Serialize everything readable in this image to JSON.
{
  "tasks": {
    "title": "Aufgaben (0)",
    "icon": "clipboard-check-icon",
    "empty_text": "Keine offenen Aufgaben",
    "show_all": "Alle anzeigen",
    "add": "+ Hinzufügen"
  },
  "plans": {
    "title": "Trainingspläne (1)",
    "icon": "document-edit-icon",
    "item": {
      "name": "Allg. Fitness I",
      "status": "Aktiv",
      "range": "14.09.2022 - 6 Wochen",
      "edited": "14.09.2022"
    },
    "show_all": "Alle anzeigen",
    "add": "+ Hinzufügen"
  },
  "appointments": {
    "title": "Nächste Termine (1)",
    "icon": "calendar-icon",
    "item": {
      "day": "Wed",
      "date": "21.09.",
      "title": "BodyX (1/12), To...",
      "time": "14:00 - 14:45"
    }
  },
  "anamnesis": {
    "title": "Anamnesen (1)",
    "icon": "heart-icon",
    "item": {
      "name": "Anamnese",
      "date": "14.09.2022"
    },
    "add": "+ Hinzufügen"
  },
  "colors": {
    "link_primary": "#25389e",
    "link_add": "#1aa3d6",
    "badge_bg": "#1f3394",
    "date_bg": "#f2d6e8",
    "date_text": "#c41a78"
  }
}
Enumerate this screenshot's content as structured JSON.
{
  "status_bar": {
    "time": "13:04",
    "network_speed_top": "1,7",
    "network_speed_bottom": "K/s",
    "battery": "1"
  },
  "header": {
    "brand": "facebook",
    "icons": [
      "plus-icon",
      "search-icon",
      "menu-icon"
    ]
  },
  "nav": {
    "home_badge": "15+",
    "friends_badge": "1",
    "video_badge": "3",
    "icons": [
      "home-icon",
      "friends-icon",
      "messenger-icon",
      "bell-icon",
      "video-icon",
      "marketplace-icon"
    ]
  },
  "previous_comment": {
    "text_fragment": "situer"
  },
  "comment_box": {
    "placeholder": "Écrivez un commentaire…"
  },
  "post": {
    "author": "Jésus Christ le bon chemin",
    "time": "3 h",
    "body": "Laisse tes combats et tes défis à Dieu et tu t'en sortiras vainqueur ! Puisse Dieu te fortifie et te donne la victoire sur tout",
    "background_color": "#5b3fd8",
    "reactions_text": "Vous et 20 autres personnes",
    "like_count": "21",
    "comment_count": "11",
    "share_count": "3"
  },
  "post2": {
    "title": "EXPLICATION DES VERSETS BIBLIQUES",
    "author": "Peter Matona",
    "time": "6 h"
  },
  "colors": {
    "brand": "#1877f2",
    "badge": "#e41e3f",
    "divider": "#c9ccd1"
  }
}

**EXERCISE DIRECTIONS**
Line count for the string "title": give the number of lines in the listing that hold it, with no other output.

**OUTPUT FOR THIS EXERCISE**
6